Inspection carried out on 25 July 2018

During a routine inspection

This inspection took place on 25 July 2018 and was unannounced. This was the first inspection of the service since it was registered to the current provider – Country Court Care Homes 2 Limited, in July 2017.

The Laurels is a ‘care home’. People in care homes receive accommodation and nursing or personal care as single package under one contractual agreement. CQC regulates both the premises and the care provided, and both were looked at during this inspection.

The care home is registered to accommodate up to 21 people. It specialises in providing care and support to older people. At the time of the inspection there were 19 people living at the home.

There is a registered manager in post. A registered manager is a person who has registered with the Care Quality Commission to manage the service. Like registered providers, they are ‘registered persons’. Registered persons have legal responsibility for meeting the requirements in the Health and Social Care Act 2008 and associated Regulations about how the service is run.

The home was well led by a registered manager and provider who were open and approachable. They were committed to continually monitoring standards and improving the service offered to people.

People and staff were very positive about the changes that had taken place since the new provider had taken on the running of the home. People felt listened to and their suggestions were put into practice where practicable.

People were cared for by staff who were kind and compassionate. People felt safe at the home and with the staff who supported them. One person told us, “I feel well looked after and definitely safe.”

Staff carried out assessments of people’s individual needs and created care plans to show how people would be supported to maintain their independence. Care plans gave information about people’s likes, dislikes and lifestyle choices to make sure staff were able to provide person centred care.

People’s health and well-being was monitored and staff supported people to see health care professionals according to their individual needs.

People had their nutritional needs assessed and met.
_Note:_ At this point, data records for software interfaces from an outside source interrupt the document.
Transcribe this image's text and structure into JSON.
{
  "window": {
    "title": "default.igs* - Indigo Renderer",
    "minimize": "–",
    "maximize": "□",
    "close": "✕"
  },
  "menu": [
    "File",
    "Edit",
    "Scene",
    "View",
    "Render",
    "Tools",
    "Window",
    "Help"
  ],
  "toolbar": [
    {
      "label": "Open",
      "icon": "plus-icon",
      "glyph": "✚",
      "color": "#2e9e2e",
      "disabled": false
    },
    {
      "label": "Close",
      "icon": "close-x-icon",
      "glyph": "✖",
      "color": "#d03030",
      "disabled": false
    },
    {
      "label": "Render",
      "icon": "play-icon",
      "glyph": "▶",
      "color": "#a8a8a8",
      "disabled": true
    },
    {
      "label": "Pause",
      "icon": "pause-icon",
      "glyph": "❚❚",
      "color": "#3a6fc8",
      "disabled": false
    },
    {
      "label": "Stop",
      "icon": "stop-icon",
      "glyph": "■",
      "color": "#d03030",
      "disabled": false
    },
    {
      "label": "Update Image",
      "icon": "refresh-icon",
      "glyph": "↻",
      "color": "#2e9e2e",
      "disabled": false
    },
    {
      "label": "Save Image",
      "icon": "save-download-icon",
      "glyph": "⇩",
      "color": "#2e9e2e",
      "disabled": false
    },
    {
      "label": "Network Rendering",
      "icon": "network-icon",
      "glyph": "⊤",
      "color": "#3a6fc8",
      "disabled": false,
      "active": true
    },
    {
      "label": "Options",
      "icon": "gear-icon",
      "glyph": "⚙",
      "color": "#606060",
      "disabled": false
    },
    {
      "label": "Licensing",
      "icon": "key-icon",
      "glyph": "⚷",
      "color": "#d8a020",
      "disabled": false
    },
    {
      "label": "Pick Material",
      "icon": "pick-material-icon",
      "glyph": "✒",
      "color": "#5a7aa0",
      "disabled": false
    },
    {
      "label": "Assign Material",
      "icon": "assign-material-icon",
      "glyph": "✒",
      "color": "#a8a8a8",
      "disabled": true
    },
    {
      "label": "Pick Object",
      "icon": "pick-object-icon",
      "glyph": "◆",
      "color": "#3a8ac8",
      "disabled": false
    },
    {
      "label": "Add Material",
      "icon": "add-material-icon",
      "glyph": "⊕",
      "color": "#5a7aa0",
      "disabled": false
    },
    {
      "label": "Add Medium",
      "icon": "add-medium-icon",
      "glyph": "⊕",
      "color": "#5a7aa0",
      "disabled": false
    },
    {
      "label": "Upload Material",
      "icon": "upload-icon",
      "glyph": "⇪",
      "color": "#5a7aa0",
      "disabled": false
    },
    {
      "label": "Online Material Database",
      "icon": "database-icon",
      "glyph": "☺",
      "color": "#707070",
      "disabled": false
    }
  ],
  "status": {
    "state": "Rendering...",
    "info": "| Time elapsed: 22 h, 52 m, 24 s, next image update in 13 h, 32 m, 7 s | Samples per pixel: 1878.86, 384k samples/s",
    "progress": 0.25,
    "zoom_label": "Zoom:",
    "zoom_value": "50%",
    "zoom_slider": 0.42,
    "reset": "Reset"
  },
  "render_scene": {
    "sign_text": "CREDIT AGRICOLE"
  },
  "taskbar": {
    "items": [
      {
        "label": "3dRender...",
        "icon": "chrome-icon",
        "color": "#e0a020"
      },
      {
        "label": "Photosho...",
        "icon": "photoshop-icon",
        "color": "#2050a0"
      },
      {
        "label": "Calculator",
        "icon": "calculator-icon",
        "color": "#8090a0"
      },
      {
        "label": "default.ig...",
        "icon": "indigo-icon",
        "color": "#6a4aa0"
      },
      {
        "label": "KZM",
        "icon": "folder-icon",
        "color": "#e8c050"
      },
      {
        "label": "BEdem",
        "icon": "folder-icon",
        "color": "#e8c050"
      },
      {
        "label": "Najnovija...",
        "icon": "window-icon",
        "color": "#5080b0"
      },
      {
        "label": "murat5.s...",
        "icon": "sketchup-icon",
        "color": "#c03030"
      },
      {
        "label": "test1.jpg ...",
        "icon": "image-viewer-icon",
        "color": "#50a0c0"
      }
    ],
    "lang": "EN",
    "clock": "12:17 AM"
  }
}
People were happy with the food provided and told us there was always choices of meals. People were able to choose where they ate their meals. The majority of people ate in the dining room which made mealtimes a pleasant sociable occasion.

People were supported to have maximum choice and control of their lives and staff supported them in the least restrictive way possible; the policies and systems in the service supported this practice.

Staff respected people’s choices and supported their independence. People were able to make choices about their day to day lives and staff respected people as individuals. Where people lacked the mental capacity to make decisions for themselves staff acted in a way that respected their legal rights.

There was a programme of activities and entertainment which people could choose to join in with if they wished to. One person told us, “There’s plenty going on.” Another person said, “No I don’t join in, but that’s my choice.”